Count every line in the entries that contains "selected". Report that count alone.

Data provided

##########

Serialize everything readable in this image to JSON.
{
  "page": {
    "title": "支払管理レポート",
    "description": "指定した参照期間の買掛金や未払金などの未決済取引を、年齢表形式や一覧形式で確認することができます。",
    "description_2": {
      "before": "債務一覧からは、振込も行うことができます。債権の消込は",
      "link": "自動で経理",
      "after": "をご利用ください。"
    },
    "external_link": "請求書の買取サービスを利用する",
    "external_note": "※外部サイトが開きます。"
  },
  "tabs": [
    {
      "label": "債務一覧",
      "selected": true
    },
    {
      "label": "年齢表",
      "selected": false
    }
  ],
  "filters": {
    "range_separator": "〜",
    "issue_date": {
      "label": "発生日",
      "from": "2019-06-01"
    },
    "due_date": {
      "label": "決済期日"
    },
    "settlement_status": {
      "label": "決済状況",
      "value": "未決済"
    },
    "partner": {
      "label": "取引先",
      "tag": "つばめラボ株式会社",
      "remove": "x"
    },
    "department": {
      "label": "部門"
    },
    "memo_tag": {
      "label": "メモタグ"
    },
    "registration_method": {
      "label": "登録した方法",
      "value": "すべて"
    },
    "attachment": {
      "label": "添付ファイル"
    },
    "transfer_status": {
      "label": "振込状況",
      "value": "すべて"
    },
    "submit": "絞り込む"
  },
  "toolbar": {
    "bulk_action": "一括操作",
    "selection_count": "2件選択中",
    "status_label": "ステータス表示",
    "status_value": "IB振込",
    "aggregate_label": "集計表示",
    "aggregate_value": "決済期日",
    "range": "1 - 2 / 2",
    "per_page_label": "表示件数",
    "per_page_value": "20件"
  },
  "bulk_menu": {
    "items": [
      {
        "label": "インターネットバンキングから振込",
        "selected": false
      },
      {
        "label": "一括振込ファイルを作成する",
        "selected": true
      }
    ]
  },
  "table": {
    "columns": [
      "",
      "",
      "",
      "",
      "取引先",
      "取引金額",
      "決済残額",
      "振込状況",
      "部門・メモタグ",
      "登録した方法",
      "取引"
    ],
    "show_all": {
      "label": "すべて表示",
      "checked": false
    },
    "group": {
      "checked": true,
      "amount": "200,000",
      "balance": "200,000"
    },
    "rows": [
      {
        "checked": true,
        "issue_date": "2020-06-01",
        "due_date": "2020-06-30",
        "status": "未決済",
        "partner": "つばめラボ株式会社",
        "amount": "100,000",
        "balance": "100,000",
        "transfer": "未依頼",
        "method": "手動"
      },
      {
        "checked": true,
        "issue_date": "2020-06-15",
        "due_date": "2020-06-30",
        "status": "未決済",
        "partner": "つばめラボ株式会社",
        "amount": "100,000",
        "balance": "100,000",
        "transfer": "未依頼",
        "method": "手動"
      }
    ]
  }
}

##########

Task result
4